F-16Cs of the 180th Fighter Wing flying over Alaska, 2006

In November 1950 it was redesignated as the 121st Fighter Wing and equipped with the first jet aircraft to serve in the OHANG. The 121st FW was called to federal service during the Korean War, although neither it nor its squadrons saw combat. Other units saw service during the Berlin Airlift, the Vietnam War, and Operation Desert Storm.

The 160th Air Refueling Wing was assigned to the Strategic Air Command on 1 July 1976. It was initially equipped with Boeing KC-97L Stratofreighters. The unit was based at Rickenbacker AFB and equipped with Boeing KC-135s, the 160th ARW was one of 13 Air Guard refueling units assigned to SAC as part of the initial integration of Air Reserve Component units into its forces and mission. On the disbandment of SAC, the 160th Wing was reassigned to Air Mobility Command, Fifteenth Air Force on 31 May 1992, and its 160th Air Refueling Group merged with the 121st Fighter Wing to become the current 121st Air Refueling Wing. The 160th ARG was inactivated but its 145th ARS continues as a unit of the 121st ARW today. The Major Command assignment of the 121st ARW is the Air Mobility Command.

A Boeing KC-97L Stratofreighter of the 160th Air Refueling Wing, 1974

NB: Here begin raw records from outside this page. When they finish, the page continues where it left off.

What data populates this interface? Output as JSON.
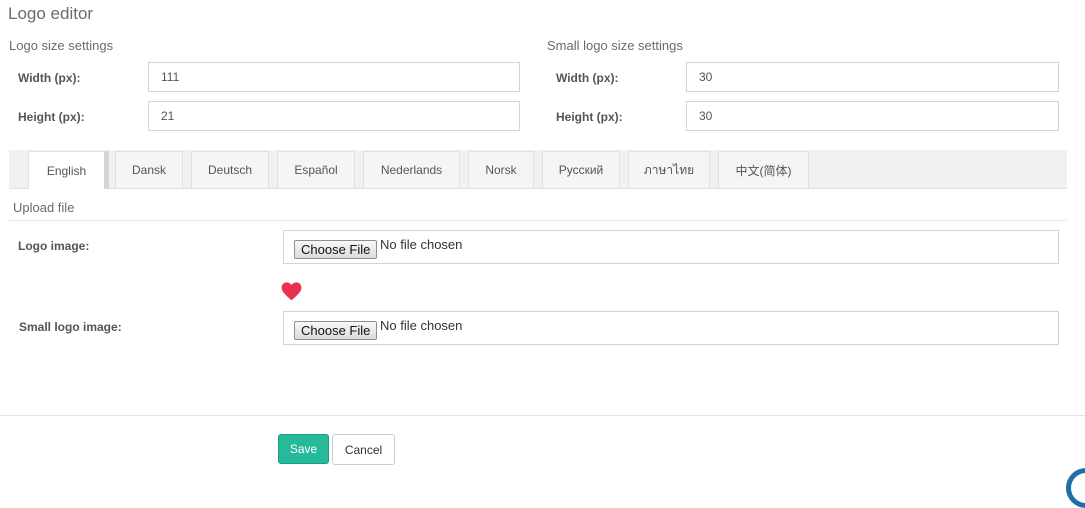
{
  "page": {
    "title": "Logo editor"
  },
  "logo_size": {
    "title": "Logo size settings",
    "width_label": "Width (px):",
    "width_value": "111",
    "height_label": "Height (px):",
    "height_value": "21"
  },
  "small_logo_size": {
    "title": "Small logo size settings",
    "width_label": "Width (px):",
    "width_value": "30",
    "height_label": "Height (px):",
    "height_value": "30"
  },
  "tabs": [
    {
      "label": "English",
      "active": true
    },
    {
      "label": "Dansk",
      "active": false
    },
    {
      "label": "Deutsch",
      "active": false
    },
    {
      "label": "Español",
      "active": false
    },
    {
      "label": "Nederlands",
      "active": false
    },
    {
      "label": "Norsk",
      "active": false
    },
    {
      "label": "Русский",
      "active": false
    },
    {
      "label": "ภาษาไทย",
      "active": false
    },
    {
      "label": "中文(简体)",
      "active": false
    }
  ],
  "upload": {
    "section_title": "Upload file",
    "logo_label": "Logo image:",
    "small_logo_label": "Small logo image:",
    "choose_button": "Choose File",
    "no_file_text": "No file chosen",
    "divider_icon": "heart-icon"
  },
  "actions": {
    "save_label": "Save",
    "cancel_label": "Cancel"
  },
  "colors": {
    "save_button": "#26b99a",
    "heart": "#e8314f",
    "corner_widget": "#1f6fa8"
  }
}
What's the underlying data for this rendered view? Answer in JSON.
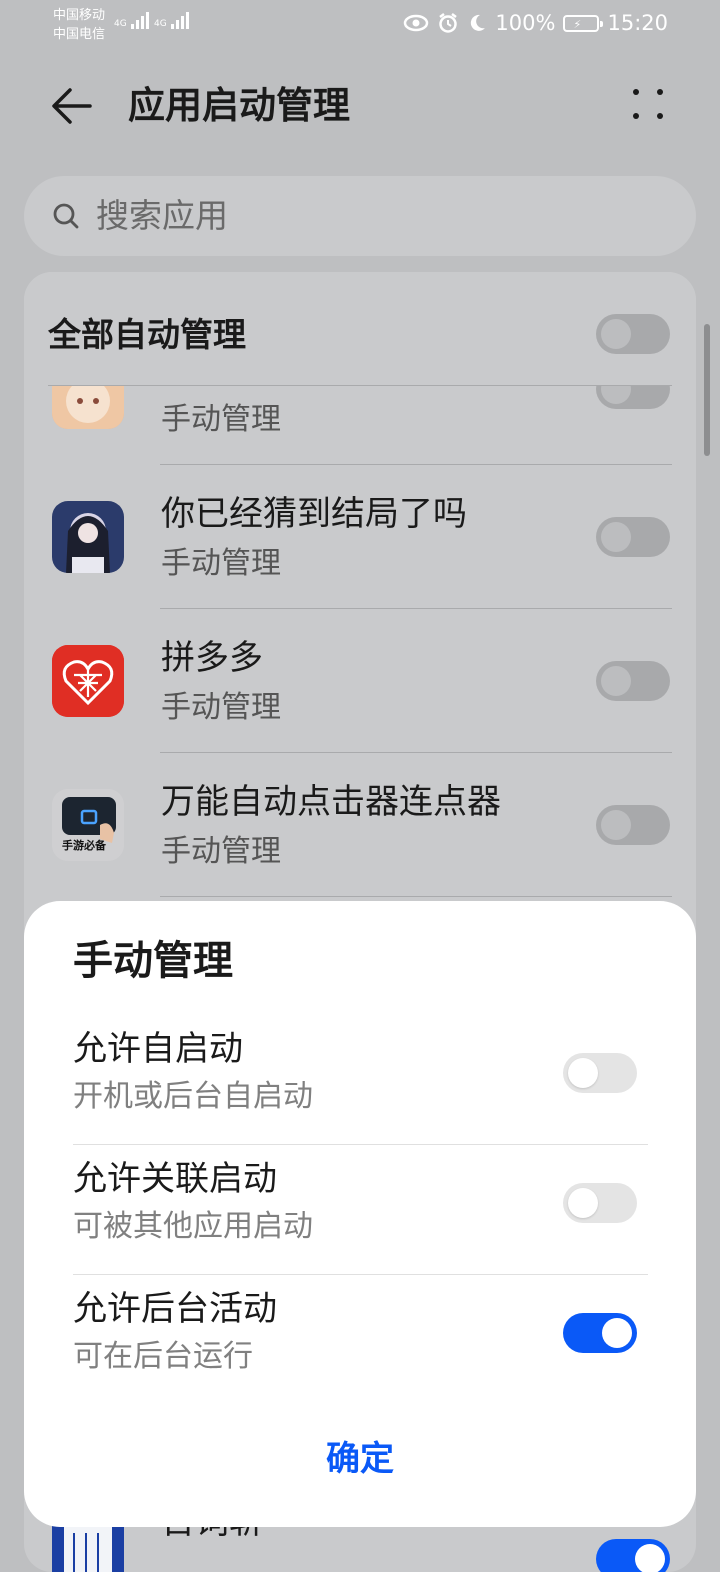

The 178th Tactical Fighter Group was formed on 15 October 1962, from the 162nd Tactical Fighter Squadron and its supporting units after serving on active duty in response to the 1961 Berlin Crisis. In 1993 it also transitioned from A-7 Corsair fighter bombers to F-16s and became the 178th Fighter Wing. The Major Command assignment of the 178th FW is the Air Education and Training Command. The 178th is currently a Fighter Training Unit and the mission since 2007 has been a Foreign Sales Mission. The 178th engages in full scale training of the Royal Netherlands Air Force under the FSM. This mission is scheduled through 2010.

The 179th Tactical Fighter Group was formed out of the 164th TFS on 19 October 1962, after its release from federal service. Initially equipped with F-84s, the group converted to C-130 Hercules airlifters in January 1976 and became the 179th Tactical Airlift Group. It underwent its most current redesignation on 1 October 1995, when it became the 179th Airlift Wing.

A C-130H Hercules of the 179th Airlift Wing

The 179th is currently re-equipping with the C-27 Spartan tactical airlifter with planned initial operational capability delayed until 2011, and a deployment to Afghanistan originally scheduled for March 2011 delayed four months. The Major Command assignment of the 179th AW is the Air Mobility Command.

The 180th Tactical Fighter Group was formed in October 1962 flying F-84 Thunderstreak fighter bombers, shortly after its release from federal service. It later converted to F-100 Super Sabres and A-7s, and participated in Operation Just Cause in 1989. In 1993 it acquired F-16 fighters and became the 180th Fighter Wing. The Major Command assignment of the 180th FW is the Air Combat Command.

Currently, the Ohio Air National Guard is serving a joint state-federal mission as part of the Global War on Terror. F-16 and C-130 aircraft of all OHANG units display the tail code "OH". In 2005 the 179th Airlift Wing, 121st Air Refueling Wing, 180th Fighter Wing, 178th Fighter Wing, 200th Red Horse Squadron, 251st Combat Communications Group, 269th combat Communications Squadron, 123rd Air Control Squadron were deployed in response to Hurricane Katrina.

See also[edit]


Public Domain This article incorporates public domain material from the Air Force Historical Research Agency.

  1. ^ 121st Air Refueling Wing website
  2. ^ 178th Fighter Wing website
  3. ^ 179th Airlift Wing website
  4. ^ 180th Fighter Wing website
  5. ^ "History". Ohio Air National Guard. Archived from the original on 3 September 2006. Retrieved 14 October 2006.
  6. ^ Maurer Maurer (1961). "357th Fighter Group". Air Force Combat Units of World War II. Office of Air Force History. ISBN 0-405-12194-6.
  7. ^ "History on-line". National Guard Bureau Historical Services Division. Retrieved 11 January 2007.
  8. ^ "121st Air Refueling Wing". Ohio Air National Guard. Archived from the original on 9 December 2006. Retrieved 11 January 2007.

External links[edit]

Official sites
Unofficial pages from GlobalSecurity.org